**TASK OBJECTIVE:** Your answer consists of the lines in the data that contain "meta". Copy each of them.

##### INPUT DATA

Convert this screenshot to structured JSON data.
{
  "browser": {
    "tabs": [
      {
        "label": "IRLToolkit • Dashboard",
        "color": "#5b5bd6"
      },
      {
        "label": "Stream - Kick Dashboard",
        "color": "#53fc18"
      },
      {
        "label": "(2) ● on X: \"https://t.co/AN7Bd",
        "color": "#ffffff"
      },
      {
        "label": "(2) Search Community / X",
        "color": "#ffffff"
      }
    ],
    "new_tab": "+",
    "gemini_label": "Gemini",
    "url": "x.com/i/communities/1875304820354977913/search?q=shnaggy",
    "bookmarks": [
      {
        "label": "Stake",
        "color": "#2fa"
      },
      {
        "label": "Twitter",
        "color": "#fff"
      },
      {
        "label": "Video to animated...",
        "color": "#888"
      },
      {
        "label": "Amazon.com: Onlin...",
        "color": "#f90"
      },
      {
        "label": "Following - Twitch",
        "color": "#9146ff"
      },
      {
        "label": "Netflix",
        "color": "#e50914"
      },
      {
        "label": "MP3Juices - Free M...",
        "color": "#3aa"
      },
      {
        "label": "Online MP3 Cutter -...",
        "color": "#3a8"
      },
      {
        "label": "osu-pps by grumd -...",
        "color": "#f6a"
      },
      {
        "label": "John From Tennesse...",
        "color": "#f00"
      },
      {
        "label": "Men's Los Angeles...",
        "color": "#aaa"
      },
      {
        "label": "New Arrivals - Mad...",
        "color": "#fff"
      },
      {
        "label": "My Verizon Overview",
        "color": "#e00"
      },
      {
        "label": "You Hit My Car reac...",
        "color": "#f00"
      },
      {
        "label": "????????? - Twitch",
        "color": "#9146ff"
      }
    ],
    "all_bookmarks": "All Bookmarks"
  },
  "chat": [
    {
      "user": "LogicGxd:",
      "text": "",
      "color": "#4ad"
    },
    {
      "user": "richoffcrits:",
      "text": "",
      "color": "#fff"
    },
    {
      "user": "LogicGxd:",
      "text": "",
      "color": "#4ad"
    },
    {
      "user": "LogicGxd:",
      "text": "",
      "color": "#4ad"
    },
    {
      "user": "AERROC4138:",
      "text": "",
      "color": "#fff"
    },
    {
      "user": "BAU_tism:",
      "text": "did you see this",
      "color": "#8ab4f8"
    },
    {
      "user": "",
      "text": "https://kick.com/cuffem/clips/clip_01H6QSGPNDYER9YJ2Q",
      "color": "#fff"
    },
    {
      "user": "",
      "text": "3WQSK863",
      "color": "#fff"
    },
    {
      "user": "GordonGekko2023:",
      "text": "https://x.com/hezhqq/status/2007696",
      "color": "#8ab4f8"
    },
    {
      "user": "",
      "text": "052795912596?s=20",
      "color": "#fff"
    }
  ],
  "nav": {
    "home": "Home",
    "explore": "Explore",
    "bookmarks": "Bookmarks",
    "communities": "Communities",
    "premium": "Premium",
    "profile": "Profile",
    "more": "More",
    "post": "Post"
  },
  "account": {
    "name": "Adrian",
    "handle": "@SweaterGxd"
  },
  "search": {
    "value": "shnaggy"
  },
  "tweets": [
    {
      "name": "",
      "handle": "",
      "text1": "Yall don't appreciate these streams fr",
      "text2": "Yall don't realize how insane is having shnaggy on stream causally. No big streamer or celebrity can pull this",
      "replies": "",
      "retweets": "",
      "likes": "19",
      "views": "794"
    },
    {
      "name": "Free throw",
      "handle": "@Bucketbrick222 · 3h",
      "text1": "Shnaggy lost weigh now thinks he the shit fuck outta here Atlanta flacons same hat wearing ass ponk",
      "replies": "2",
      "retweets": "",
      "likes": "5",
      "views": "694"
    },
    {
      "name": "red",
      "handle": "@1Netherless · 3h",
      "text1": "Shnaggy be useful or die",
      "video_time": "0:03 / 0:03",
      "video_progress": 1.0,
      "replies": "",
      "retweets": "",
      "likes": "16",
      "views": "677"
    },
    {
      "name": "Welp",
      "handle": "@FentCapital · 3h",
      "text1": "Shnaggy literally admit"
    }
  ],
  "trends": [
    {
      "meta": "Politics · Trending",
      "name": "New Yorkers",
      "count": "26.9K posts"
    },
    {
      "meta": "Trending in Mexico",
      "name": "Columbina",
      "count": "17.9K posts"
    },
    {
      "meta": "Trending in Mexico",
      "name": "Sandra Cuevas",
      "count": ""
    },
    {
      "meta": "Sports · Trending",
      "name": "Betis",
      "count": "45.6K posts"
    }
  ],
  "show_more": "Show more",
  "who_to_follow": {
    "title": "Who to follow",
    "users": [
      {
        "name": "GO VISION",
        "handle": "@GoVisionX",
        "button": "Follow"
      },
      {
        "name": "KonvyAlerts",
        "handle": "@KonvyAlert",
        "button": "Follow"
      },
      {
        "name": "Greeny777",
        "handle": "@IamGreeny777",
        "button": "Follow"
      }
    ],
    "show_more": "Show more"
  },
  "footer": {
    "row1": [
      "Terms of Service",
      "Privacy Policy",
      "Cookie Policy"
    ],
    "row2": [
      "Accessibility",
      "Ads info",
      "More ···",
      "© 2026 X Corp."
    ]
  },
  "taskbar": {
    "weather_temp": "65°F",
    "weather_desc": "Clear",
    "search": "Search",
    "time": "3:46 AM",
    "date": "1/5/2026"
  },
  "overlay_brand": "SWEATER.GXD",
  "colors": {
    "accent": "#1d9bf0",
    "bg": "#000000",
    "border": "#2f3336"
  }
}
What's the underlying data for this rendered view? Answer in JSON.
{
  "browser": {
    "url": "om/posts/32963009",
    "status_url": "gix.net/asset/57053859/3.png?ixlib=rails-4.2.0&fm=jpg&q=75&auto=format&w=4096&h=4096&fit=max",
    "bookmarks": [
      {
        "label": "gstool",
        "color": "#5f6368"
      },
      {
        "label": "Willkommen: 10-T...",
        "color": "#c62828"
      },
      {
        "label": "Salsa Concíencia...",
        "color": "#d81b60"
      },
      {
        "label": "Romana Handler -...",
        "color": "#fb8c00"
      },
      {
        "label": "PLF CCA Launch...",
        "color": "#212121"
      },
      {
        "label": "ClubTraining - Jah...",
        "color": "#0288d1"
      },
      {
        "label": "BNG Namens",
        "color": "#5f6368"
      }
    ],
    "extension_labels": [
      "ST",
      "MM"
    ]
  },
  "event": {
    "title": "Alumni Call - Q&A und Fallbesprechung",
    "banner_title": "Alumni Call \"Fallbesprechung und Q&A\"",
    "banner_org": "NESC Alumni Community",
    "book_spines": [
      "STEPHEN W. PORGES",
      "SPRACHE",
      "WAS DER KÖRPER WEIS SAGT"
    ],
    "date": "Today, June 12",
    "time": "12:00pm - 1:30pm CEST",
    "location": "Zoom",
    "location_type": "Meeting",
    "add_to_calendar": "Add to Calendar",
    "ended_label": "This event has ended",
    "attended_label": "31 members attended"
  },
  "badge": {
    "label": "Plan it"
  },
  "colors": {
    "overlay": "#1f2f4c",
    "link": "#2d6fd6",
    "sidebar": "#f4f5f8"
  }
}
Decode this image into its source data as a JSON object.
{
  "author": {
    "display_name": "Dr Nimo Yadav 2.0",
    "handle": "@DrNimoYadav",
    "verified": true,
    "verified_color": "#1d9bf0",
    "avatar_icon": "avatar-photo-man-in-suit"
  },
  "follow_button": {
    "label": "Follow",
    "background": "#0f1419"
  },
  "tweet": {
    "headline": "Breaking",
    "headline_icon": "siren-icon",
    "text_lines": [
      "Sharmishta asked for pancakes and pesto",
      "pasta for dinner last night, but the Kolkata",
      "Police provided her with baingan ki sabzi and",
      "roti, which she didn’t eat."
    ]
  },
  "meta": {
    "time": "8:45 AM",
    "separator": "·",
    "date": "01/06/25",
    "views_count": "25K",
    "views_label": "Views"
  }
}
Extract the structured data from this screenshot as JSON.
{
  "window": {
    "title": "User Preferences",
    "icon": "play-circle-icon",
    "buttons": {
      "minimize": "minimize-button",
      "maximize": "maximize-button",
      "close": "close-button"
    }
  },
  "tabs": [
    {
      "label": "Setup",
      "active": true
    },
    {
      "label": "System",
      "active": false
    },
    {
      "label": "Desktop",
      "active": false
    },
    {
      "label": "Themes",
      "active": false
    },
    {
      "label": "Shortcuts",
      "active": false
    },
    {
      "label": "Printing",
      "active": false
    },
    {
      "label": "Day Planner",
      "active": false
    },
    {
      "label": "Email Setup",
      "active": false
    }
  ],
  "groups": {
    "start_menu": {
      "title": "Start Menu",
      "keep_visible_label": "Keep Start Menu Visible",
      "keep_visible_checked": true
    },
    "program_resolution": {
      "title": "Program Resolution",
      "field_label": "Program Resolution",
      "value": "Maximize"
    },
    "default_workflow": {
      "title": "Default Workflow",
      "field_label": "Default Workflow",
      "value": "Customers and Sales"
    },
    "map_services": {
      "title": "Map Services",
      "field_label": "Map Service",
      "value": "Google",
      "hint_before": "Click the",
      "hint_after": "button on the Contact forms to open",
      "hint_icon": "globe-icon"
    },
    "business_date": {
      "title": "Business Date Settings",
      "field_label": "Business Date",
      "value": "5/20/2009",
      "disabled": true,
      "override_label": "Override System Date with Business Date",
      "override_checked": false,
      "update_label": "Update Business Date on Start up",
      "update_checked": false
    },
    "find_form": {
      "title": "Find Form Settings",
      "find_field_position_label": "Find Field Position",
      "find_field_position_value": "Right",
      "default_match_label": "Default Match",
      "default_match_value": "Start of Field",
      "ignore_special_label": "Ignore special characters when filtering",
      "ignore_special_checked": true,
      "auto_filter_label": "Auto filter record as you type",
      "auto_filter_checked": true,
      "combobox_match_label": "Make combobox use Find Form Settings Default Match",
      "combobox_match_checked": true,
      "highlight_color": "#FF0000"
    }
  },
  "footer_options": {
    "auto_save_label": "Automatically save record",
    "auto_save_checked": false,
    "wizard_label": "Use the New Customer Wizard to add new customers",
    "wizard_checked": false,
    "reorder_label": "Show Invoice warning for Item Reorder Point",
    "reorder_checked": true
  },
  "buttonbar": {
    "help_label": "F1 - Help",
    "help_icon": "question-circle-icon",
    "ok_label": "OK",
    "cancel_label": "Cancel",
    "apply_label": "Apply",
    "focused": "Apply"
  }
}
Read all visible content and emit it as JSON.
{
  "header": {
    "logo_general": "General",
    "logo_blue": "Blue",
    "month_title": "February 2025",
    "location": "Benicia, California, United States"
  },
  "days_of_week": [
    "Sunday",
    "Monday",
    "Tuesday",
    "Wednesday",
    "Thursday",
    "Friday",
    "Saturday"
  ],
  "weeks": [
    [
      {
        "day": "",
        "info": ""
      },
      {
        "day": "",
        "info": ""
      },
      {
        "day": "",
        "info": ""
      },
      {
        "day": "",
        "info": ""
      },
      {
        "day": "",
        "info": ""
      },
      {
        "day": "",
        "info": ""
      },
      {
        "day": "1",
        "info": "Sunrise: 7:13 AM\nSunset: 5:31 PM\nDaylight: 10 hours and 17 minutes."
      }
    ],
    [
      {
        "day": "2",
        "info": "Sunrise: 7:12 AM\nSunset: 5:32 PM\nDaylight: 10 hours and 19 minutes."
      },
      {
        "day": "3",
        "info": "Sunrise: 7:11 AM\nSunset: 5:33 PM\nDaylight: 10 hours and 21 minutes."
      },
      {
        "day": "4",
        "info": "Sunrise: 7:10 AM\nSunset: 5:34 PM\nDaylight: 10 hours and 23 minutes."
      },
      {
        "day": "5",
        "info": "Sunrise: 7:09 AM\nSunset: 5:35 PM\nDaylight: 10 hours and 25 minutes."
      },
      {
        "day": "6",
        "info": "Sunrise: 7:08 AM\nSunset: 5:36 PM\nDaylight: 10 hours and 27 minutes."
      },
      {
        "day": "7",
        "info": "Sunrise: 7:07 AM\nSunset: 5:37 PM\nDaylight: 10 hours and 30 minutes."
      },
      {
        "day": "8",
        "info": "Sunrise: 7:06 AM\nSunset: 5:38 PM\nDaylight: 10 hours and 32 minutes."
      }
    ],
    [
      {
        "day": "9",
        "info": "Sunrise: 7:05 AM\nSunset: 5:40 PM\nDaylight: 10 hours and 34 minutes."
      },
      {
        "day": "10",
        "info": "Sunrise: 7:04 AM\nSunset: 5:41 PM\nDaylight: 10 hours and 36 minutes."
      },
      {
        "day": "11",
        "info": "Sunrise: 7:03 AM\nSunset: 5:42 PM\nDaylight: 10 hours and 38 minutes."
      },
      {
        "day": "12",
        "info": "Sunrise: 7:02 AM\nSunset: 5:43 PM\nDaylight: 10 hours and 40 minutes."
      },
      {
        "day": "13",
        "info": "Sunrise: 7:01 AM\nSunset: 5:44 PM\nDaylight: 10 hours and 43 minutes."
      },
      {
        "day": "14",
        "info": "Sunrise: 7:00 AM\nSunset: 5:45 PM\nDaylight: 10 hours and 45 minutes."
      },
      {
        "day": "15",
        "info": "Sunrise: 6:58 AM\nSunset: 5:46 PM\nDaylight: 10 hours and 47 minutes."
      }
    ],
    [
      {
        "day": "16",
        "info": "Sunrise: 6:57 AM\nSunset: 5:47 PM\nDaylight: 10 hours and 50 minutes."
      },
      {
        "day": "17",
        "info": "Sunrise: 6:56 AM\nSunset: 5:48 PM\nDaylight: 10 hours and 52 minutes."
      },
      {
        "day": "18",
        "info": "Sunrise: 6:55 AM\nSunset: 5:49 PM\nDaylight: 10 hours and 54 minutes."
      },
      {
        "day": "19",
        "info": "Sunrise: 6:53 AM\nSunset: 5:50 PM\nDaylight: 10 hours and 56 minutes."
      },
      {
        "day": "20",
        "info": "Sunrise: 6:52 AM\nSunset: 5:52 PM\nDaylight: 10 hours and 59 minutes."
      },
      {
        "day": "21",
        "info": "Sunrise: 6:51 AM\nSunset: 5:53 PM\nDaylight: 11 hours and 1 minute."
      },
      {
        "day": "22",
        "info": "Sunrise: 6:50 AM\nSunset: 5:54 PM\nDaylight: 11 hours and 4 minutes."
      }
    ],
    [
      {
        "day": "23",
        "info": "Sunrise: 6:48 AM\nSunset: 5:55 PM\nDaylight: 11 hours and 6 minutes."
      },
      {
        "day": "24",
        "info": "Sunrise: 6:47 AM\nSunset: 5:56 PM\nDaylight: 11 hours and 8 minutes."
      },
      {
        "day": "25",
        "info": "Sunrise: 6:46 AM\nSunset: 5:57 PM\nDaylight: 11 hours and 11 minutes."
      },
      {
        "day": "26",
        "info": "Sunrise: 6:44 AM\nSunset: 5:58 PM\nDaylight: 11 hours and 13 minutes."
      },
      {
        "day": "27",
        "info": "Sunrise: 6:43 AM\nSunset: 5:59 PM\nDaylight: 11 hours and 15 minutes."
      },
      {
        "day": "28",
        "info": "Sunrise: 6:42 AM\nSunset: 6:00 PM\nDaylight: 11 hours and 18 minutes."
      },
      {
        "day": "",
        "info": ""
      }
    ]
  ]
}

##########

**RESULT BELOW:**
      "meta": "Politics · Trending",
      "meta": "Trending in Mexico",
      "meta": "Trending in Mexico",
      "meta": "Sports · Trending",
  "meta": {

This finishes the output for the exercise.